Friday, July 10th
I am driving into the maw of hell. Black clouds prematurely blot out the setting sun, and lightning and thunder punctuate the senses with a manic assault of percussive sound and strobe lights. The top of some distant peak is illuminated in the flashes, along with the ghost like figures of suguaro standing alongside the road, arms uplifted to the heavens collecting the moisture. Rain and wind beat sideways against my car; the drops are so big they sound like rocks against the window by my head, while the wind is so fierce the rain merely pings off the front windshield. The display is all the more impressive considering the size of the horizon—not enclosed like that of Washington, but an expansive horizon that begs you to take a deep breath and let your spirit soar to the ends of the earth. Or at least be blown west with the whipping wind!
This is my introduction to Tuscon, and adds to the wealth of experiences I've so far collected in Arizona. I like Arizona.
On Saturday morning we meet up with a large group of climbers at The Buzz coffee shop at the foot of Mt. Lemmon, while Stephanie heads out for a class taught by a local guide. The Buzz is, well, abuzz with activity—the dozen climbers are easily outnumbered by the cyclist, ready to pit themselves against thousands of feet of climbing in temperatures that are already into the high 90s.
Our group heads to the Munchkinland area, a stretch of granite wall with a number of face climbs, with many first ascents and much hardware supplied by local climber Scott Ayers.
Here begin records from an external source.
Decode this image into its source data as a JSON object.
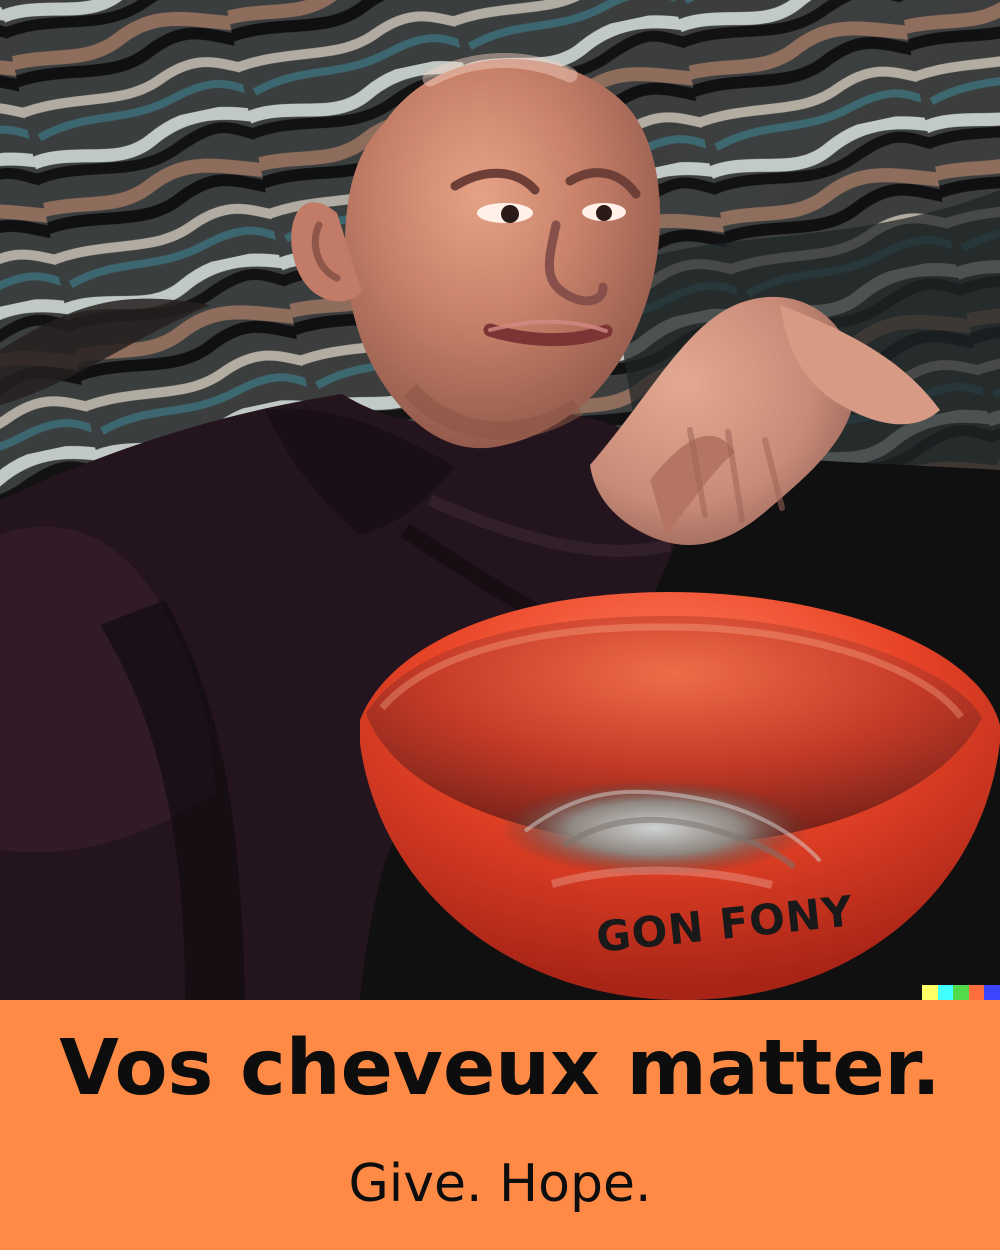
{
  "photo": {
    "subject": "man-with-orange-bowl",
    "bowl_text": "GON FONY",
    "colors": {
      "bowl": "#f34b2b",
      "shirt": "#22131d",
      "background": "#2b2624",
      "banner": "#ff8a45"
    }
  },
  "caption": {
    "headline": "Vos cheveux matter.",
    "tagline": "Give. Hope."
  }
}
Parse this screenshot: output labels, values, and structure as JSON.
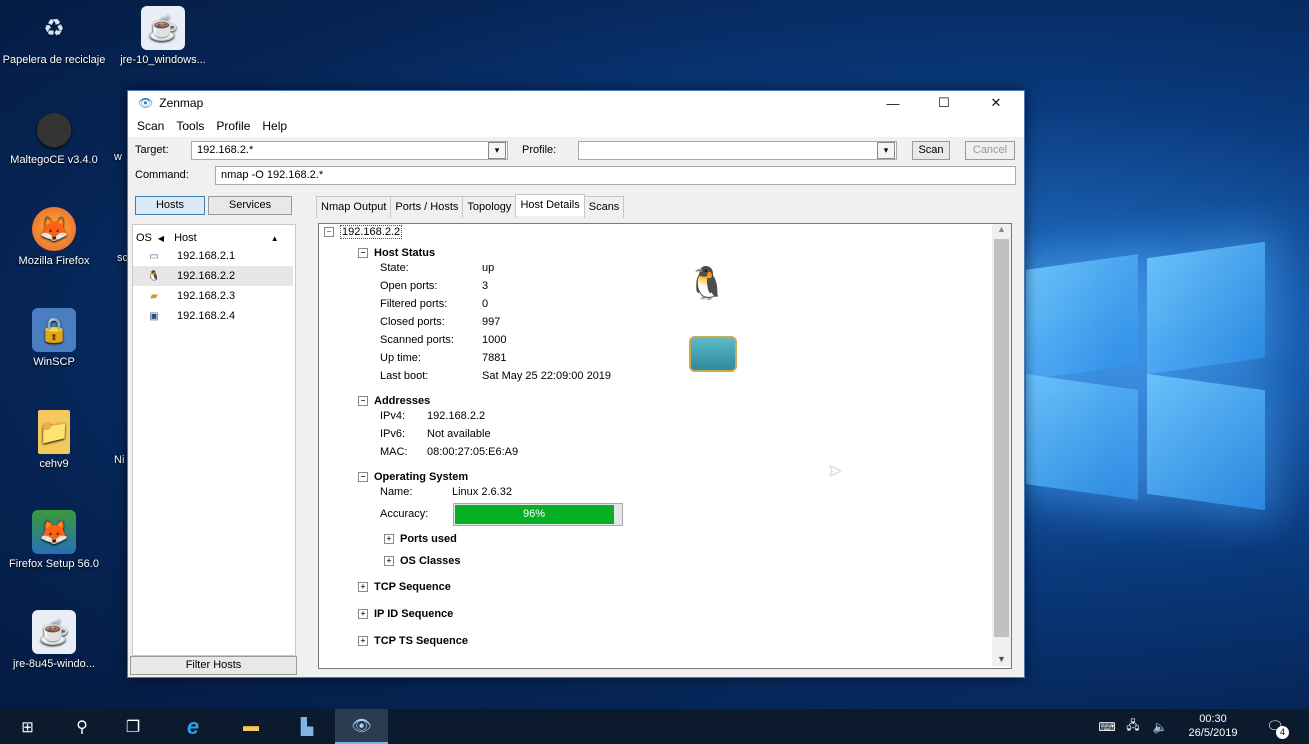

He has invested well over a thousand dollars in hardware alone, all of it first class and bomber. This wall was meant to be used and enjoyed for years to come. Thank you, Scott!
The 30 minute hike has some ups and downs, but goes quickly. Michelle, who is in the lead, suddenly makes a short jump to one side. She has spotted a good-sized rattlesnake sunning himself just off the trail. We make a wide berth while the snake slowly crawls over a log and curls up under a small bush. Much darker than rattlesnakes I've seen in Florida, the almost black snake is perfectly camouflaged and the rest of the group can barely make him out under the shade of the foliage.
Can you spot the rattler?
Large groups can be difficult, but this one works out well. There are just enough ropes and leaders to keep everyone busy and satisfied climbing at whatever level they choose. There is a 5.6 stemming route (Miss Gultch) that is incredibly fun (so much fun we repeat it the next day), and some mildly overhanging workouts at the end of the day as we all warm up to the wall. As the sun appears over the cliff just past mid-day, the clouds mercifully roll in and we spend the whole day in the shade.
Me on Miss Gultch
Brigette leads Miss Gultch
Sunday, July 12th
The next day sees us back at the same area, considering our success in keeping out of the sun on the previous day. We're a little slower today with just the three of us, a pace that suits us all just fine. I'm nursing a number of niggling injuries by now, and am content to lead at a moderate level.
We met a couple of friends of Brigette's, Tanya and Dave. Tanya's fiance is Scott, who put up many of the bolts. While talking, I mention I have friends who have just moved to Las Vegas. Tanya shouts out, “You're Brie's friend!”. As it turns out, I met Tanya and Scott in the Needles where they had camped next to Sam and Brie for a number of days. It's a small climbing world!
Back at Brigette's house, we settle down for a late dinner and a movie. It's been a great trip, all too short, and I absolutely can not wait to get back to Tuscon and see the rest of Mt. Lemmon. I've only been to one of the numerous areas, and haven't even seen the top of the peak itself!
It may be a small climbing world, but it's going to take years to see even a fraction of everything and everyplace. My goal is to take more pictures—I have no picture of the storm, of the suguaro, or of the incredibly beautiful sunset that accompanies me on the drive out of Arizona. I realize that, six weeks through this journey, my eyes are just beginning to see.